Peveragno and Cherasco are 50 km apart. In addition to being both in the province of Cuneo, they share the fact that the same 20-year-old Flemish boy won a stage of the Giro Next Gen in those towns. Gil Gelders, currently a Soudal-QuickStep DT rider, won in the former last year and in the latter today.
The coincidence, you will agree, is rather peculiar. Firstly, it is not so obvious for any rider to compete in more than one edition of the Giro Next Gen, especially for strong athletes capable of winning a few stages. In fact, if we flick through the list of stage winners in recent editions, we will easily notice that just a handful of riders have not turned pro the following year. After all, if you succeed in the most important category race in the world, it pretty much goes without saying that professional teams will seek you out and put you under contract.

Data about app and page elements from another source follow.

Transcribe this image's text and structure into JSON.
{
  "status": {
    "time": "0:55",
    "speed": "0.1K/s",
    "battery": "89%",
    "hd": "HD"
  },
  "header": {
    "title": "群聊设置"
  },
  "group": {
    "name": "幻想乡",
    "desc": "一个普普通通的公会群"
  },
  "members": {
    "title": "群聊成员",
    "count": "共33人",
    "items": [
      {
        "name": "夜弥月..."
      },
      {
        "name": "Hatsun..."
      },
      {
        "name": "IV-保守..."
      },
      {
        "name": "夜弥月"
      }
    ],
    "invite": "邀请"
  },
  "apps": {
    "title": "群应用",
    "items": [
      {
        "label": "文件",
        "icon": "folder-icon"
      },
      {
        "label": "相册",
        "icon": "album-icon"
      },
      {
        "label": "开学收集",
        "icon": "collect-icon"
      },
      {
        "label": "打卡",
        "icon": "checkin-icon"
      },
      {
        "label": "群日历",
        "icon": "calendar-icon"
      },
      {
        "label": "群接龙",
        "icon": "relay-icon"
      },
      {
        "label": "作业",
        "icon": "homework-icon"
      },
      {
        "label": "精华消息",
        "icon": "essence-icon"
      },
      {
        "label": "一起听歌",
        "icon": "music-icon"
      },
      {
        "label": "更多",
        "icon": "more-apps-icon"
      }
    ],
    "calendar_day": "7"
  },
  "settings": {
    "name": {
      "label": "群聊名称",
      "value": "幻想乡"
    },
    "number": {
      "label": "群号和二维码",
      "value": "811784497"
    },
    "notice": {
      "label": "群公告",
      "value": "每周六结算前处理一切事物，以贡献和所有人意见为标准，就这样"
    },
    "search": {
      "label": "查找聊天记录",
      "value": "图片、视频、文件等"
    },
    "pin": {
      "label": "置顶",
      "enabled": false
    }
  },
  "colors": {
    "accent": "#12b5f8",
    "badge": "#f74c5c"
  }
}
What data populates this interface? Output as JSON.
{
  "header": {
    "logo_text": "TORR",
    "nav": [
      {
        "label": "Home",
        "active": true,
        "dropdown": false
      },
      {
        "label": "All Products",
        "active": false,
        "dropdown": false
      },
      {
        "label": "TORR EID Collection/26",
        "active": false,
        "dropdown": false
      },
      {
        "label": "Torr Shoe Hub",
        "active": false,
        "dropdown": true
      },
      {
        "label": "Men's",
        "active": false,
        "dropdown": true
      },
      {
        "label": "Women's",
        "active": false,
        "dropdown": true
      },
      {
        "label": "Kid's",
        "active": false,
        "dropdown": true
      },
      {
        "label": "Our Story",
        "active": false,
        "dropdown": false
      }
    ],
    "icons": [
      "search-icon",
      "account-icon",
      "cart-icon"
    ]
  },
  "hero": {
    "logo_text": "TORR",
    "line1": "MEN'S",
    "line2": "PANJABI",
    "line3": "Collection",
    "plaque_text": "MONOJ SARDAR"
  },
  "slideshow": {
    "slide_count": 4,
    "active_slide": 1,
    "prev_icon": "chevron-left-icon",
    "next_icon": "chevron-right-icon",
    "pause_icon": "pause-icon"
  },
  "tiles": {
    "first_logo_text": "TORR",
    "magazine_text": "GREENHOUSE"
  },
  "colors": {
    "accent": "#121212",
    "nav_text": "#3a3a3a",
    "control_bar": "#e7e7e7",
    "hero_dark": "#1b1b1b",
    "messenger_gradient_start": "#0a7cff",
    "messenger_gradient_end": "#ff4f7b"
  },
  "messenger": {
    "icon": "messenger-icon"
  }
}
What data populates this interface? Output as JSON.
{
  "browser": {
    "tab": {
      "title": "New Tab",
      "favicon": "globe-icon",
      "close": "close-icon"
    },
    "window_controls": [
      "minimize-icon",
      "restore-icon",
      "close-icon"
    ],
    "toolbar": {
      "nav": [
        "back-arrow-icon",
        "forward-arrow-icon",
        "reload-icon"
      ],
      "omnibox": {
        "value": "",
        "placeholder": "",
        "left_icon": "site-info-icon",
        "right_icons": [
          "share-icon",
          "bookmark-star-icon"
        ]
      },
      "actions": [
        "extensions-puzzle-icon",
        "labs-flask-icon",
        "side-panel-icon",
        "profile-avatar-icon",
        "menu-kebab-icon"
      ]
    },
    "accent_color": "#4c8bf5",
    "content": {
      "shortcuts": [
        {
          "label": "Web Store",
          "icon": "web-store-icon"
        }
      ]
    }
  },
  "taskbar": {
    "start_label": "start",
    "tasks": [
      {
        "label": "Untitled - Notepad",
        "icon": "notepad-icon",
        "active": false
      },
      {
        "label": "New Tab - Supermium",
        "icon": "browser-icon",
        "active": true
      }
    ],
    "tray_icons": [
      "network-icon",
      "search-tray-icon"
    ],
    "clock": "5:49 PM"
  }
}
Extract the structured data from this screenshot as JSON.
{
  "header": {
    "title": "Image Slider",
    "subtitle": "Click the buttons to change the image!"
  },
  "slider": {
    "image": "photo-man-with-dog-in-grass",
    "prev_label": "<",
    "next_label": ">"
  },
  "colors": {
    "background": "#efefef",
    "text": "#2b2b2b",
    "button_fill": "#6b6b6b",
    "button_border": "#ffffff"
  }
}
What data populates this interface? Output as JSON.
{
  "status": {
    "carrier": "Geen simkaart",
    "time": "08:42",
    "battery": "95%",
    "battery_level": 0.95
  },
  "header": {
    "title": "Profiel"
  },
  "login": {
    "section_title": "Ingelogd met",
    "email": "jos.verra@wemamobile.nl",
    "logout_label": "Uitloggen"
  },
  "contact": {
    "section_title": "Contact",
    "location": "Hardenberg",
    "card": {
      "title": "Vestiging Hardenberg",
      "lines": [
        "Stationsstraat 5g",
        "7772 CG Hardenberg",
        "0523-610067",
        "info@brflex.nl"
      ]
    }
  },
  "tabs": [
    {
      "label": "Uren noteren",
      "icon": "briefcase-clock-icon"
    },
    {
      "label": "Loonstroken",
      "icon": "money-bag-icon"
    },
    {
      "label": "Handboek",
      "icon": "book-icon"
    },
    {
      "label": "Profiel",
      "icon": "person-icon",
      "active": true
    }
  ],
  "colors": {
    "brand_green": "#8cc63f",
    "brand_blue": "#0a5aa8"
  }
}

Gelders seems to be the proverbial exception that proves the rule. Not that his victory last year went unnoticed – as a matter of fact, he took a major step forward by moving from the Bingoal WB development team to that of the Soudal-QuickStep battleship – but the fact is that he still does not have a professional contract. Thus, he is back in Italy, back in Piedmont, back in the Cuneo area, back to winning. The two successes share a common factor in the way they were achieved: an attack from afar, the kind that inflames the hearts of spectators.
Last year, the Belgian imposed himself after a narrow three-rider sprint, while today he had no choice but to go solo, as the peloton was closing in at full speed. No big difference, the outcome is exactly the same but, this time, we can be sure, this victory will earn him a one-way ticket to the world of the big guys. And if that wasn’t enough, this year he also won Gent-Wevelgem U23, finished 2nd in Paris-Roubaix and 7th in Liège-Bastogne-Liège. Not bad indeed.